In the records below, find each line containing the word "windows" and copy it.
*** SUPPLIED RECORDS
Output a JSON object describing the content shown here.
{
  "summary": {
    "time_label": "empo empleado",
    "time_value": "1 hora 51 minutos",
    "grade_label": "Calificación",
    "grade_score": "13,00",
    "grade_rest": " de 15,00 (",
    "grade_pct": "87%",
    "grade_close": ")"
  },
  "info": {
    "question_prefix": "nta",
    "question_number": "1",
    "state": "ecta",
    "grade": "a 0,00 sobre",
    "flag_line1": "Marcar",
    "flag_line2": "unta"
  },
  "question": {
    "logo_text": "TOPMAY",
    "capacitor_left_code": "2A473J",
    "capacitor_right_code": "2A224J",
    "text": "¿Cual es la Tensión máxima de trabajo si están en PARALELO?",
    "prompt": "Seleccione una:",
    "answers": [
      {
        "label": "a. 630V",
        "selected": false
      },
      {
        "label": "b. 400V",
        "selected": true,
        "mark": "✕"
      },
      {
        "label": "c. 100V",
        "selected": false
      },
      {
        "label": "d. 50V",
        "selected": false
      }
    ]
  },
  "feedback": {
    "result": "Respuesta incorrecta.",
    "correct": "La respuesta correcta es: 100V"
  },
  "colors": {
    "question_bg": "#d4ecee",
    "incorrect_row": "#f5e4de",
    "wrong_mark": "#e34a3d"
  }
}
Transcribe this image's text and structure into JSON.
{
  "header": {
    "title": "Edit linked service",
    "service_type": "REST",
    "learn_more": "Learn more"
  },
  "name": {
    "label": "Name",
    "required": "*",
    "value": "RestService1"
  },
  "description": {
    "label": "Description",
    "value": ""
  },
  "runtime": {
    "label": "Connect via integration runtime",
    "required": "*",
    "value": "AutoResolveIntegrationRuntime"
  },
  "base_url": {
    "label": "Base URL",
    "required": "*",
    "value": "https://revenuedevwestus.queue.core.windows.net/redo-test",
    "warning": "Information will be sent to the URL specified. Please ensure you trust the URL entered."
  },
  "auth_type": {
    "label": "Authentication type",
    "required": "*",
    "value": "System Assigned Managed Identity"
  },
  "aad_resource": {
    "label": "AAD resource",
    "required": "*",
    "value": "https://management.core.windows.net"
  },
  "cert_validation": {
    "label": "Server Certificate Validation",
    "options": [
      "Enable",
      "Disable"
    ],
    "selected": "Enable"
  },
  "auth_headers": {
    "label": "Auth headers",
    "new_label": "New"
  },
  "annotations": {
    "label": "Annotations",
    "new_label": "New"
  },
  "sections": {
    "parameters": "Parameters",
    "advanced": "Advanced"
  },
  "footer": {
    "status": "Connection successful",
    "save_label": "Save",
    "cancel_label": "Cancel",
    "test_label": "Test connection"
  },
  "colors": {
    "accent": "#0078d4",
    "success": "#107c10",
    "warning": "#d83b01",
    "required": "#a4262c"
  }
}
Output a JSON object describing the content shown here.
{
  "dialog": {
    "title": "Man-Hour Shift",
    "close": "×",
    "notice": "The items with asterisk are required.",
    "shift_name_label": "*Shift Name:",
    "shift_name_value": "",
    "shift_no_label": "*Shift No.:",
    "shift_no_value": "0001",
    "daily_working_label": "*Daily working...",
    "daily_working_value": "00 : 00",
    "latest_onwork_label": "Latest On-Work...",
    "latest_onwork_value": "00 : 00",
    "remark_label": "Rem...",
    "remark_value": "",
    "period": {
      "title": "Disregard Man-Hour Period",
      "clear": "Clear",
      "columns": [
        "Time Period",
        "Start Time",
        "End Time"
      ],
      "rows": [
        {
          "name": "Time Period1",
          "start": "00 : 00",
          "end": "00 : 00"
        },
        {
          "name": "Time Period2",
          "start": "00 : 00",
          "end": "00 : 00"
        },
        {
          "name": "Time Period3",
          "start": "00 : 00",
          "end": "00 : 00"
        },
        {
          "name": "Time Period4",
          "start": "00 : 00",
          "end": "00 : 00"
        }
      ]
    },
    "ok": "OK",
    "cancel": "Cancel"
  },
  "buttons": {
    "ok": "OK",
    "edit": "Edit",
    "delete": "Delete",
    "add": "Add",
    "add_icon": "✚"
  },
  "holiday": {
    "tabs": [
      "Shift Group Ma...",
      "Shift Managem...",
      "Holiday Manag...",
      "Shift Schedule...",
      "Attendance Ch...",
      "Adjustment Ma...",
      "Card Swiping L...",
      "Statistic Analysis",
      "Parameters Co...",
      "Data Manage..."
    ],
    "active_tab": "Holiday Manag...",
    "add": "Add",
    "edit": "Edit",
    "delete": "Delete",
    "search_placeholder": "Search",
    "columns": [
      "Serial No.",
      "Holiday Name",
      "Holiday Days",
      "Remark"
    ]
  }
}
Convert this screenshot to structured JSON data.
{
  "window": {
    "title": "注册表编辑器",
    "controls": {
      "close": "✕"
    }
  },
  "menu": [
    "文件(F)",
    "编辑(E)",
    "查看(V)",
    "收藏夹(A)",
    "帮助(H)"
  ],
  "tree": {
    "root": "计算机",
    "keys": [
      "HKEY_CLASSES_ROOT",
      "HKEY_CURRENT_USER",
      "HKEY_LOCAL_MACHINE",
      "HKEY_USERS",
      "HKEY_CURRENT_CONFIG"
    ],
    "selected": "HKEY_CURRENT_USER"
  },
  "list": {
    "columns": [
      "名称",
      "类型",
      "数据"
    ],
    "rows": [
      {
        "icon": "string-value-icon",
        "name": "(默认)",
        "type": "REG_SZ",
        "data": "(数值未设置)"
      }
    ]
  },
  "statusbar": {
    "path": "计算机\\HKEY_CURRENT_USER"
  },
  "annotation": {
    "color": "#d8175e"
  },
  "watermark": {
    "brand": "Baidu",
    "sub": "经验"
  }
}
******
** TASK OUTPUT **
    "value": "https://revenuedevwestus.queue.core.windows.net/redo-test",
    "value": "https://management.core.windows.net"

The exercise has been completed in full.